So agitate for same-sex marriage if you feel you must—like I said: there’s nothing wrong with that. But don’t imagine that ipso facto you’re carrying the torch of Stonewall forward.
Just please don’t take up a pitchfork when the real revolutionaries appear.thanks to Religion Dispatches
Dan Choi, a native of California and an Army Lieutenant, asked us to share this message with the Courage Campaign community.
An amazing 141,262 people signed Lt. Choi's letter to President Obama a few weeks ago. Now he needs your help again. Please forward this message to your friends and spread the word before Tuesday.
Chair, Courage Campaign
Dear Daniel --
On Tuesday at 8 a.m., I will stand trial for speaking three truthful words: "I am gay."
On Tuesday, I will face a panel of colonels who will decide whether or not to fire me -- to discharge me for "moral and professional dereliction" under the military's "Don't Ask, Don't Tell" policy.
On Tuesday, I will try to prove that it's not immoral to tell the truth.
As an infantry officer, an Iraq combat veteran and a West Point graduate with a degree in Arabic, I refuse to lie to my commanders. I refuse to lie to my peers. I refuse to lie to my subordinates.
My case requires that I provide personal testimony from people who can attest to my character. That's why several members of my military unit have written letters of support and offered to testify on my behalf.
Now I need your help. ANYONE who believes the Army should not fire me can take a stand right now. I am bringing a statement of support to Tuesday's trial and I need you to add your signature to it. Will you support me by signing this statement before Tuesday?
I want to thank the 141,262 people who have signed the "Don't Fire Dan" letter launched a few weeks ago by the Courage Campaign and CREDO Mobile to President Obama, asking him to take leadership to bring this tragic policy to an end.

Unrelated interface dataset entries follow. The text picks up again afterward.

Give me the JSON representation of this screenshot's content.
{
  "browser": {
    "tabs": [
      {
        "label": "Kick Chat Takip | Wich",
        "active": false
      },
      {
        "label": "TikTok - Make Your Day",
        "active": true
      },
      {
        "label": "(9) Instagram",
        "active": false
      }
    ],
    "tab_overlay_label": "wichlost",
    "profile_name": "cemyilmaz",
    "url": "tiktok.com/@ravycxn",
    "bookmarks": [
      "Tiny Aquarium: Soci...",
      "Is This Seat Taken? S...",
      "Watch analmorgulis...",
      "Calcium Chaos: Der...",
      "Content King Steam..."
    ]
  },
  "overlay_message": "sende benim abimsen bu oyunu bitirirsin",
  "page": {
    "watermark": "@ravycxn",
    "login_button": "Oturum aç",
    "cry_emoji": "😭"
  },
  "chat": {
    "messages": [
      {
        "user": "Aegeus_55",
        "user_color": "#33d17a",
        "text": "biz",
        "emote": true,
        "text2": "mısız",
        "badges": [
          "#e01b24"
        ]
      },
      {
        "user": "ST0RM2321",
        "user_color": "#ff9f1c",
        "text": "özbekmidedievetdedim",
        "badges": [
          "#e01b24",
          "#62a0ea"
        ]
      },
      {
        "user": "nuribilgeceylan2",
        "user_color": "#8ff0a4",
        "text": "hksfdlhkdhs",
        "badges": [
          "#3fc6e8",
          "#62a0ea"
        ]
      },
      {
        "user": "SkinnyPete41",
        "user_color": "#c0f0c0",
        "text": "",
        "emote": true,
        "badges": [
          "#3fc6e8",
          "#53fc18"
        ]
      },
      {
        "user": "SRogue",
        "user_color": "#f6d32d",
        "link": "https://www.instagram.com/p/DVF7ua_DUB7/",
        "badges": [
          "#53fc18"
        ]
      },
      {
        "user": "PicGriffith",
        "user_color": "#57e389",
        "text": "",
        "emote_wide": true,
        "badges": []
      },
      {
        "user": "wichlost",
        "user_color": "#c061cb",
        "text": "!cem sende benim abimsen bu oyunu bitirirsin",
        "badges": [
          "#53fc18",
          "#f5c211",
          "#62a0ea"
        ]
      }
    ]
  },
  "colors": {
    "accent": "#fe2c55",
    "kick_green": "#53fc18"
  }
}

The momentum is building. This week, 77 members of Congress signed a letter to the President citing my service as an example of why DADT should be repealed. And a Gallup poll was recently released showing that 69 percent of Americans -- including 58 percent of Republicans - favor allowing openly gay men and lesbian women to serve their country .
As I learned at West Point, deception and lies poison a unit and cripple a fighting force. That's why more than 70 of my fellow West Point graduates have also come out of the closet to join Knights Out, the organization I co-founded to build support for the repeal of "Don't Ask, Don't Tell".
The only way we will eventually overturn "Don't Ask, Don't Tell" is by speaking up together. You can help me fight back right now by adding your name to my statement of support. On Tuesday morning, I will bring your signature -- and thousands of others -- to my trial as a demonstration of your collective support:
National security means many things, but the thing that makes us secure in our nation and homes is love. What makes me a better soldier, leader, Christian and human being is love. And I'm not going to hide my love.
Love is worth it.
Thank you for your support.
Daniel W. Choi
New York Army National Guard
Courage Campaign Issues is part of the Courage Campaign's online organizing network that empowers more than 700,000 grassroots and netroots supporters to push for progressive change and full equality in California.